Elections are due in Sierra Leone on march 7. But there are anxieties. Should political violence get worse on the eve of the general and presidential elections in 2018, will president Koroma declare a ‘convenient state of emergency’ that will bring in the military and effectively keep him in power for another term?
‘He or she should have demonstrated exceptional leadership in running the country,’ says Mo Ibrahim. But so far, president Koroma has proven to be unfit to govern, says critics. They say that he seriously lacks leadership skills and qualities.
His cabinet ministers and heads of departments are more concerned about personal enrichment through corruption and abuse of office, rather than the effective delivery of public services. They now await their fate to be decided by the March 7 polls.
A good leader will take full responsibility for the performance of his ministers and hold them to account. Koroma has failed to meet this most basic leadership criterion.
His unilateral decision to sack the country’s vice president – in a communist dictatorship process, without seeking parliamentary consensus and approval as enshrined in the Constitution, flies against justice and the democratic will of the people.
Since its establishment in 2006, the following well deserving African leaders have won the Prize.

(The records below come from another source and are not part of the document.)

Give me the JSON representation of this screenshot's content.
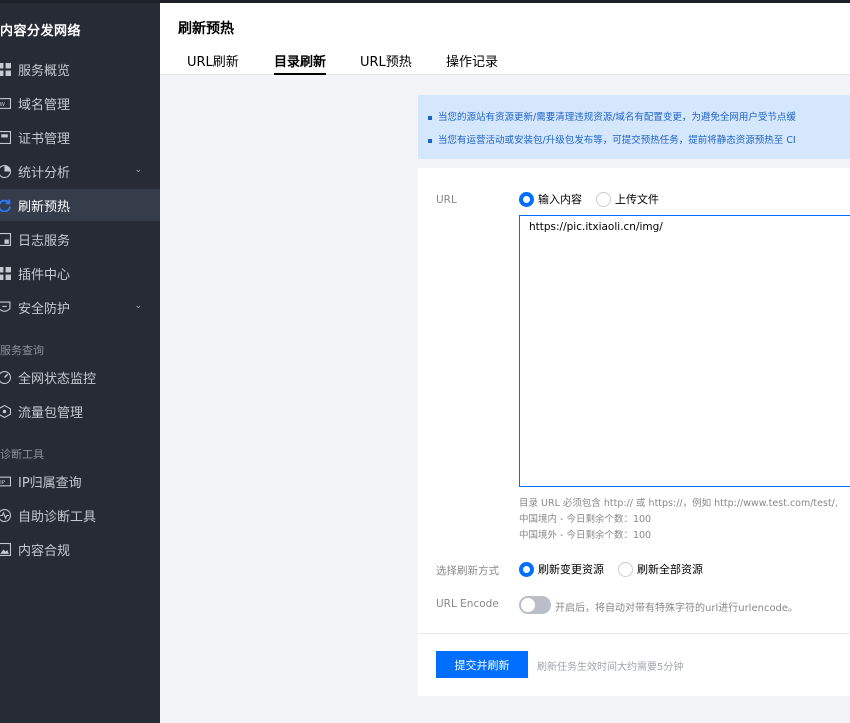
{
  "sidebar": {
    "brand": "内容分发网络",
    "items": [
      {
        "label": "服务概览",
        "icon": "grid-icon"
      },
      {
        "label": "域名管理",
        "icon": "www-icon"
      },
      {
        "label": "证书管理",
        "icon": "certificate-icon"
      },
      {
        "label": "统计分析",
        "icon": "pie-chart-icon",
        "expandable": true
      },
      {
        "label": "刷新预热",
        "icon": "refresh-icon",
        "active": true
      },
      {
        "label": "日志服务",
        "icon": "log-icon"
      },
      {
        "label": "插件中心",
        "icon": "plugin-icon"
      },
      {
        "label": "安全防护",
        "icon": "shield-icon",
        "expandable": true
      }
    ],
    "group_service": "服务查询",
    "service_items": [
      {
        "label": "全网状态监控",
        "icon": "gauge-icon"
      },
      {
        "label": "流量包管理",
        "icon": "package-icon"
      }
    ],
    "group_diagnose": "诊断工具",
    "diagnose_items": [
      {
        "label": "IP归属查询",
        "icon": "ip-icon"
      },
      {
        "label": "自助诊断工具",
        "icon": "pulse-icon"
      },
      {
        "label": "内容合规",
        "icon": "image-icon"
      }
    ]
  },
  "header": {
    "title": "刷新预热",
    "tabs": [
      {
        "label": "URL刷新"
      },
      {
        "label": "目录刷新",
        "active": true
      },
      {
        "label": "URL预热"
      },
      {
        "label": "操作记录"
      }
    ]
  },
  "notice": {
    "line1": "当您的源站有资源更新/需要清理违规资源/域名有配置变更，为避免全网用户受节点缓",
    "line2": "当您有运营活动或安装包/升级包发布等，可提交预热任务，提前将静态资源预热至 CI"
  },
  "form": {
    "url_label": "URL",
    "input_mode": {
      "options": [
        "输入内容",
        "上传文件"
      ],
      "selected": "输入内容"
    },
    "textarea_value": "https://pic.itxiaoli.cn/img/",
    "hint_line1": "目录 URL 必须包含 http:// 或 https://，例如 http://www.test.com/test/,",
    "hint_line2": "中国境内 - 今日剩余个数：100",
    "hint_line3": "中国境外 - 今日剩余个数：100",
    "refresh_mode_label": "选择刷新方式",
    "refresh_mode": {
      "options": [
        "刷新变更资源",
        "刷新全部资源"
      ],
      "selected": "刷新变更资源"
    },
    "url_encode_label": "URL Encode",
    "url_encode_on": false,
    "url_encode_desc": "开启后，将自动对带有特殊字符的url进行urlencode。",
    "submit_label": "提交并刷新",
    "submit_hint": "刷新任务生效时间大约需要5分钟"
  },
  "colors": {
    "primary": "#006eff",
    "sidebar_bg": "#262b36",
    "notice_bg": "#d5e7fd"
  }
}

In 2007 president Joaquim Chissano of Mozambique received the award. In 2008, president Festus Mogae of Botswana won the prize; and in 2011, president Pedro Pires of Cabo Verde picked up the award. The evidence of their good leadership is there to see.
Commenting on the fact that Africa has failed to produce leaders that were worthy of winning the Prize in 2009, 2010, 2012, 2013 and 2016, Mo Ibrahim said that he “wants the Prize to shine a spotlight on outstanding leadership to provide role models right across society, as well as supporting Laureates to continue to serve the continent by sharing their wisdom and experience.”
So, will president Koroma win the Mo Ibrahim Africa Leadership Award after leaving office in 2018, or is the bar set by Mo Ibrahim too high for Sierra Leone’s president?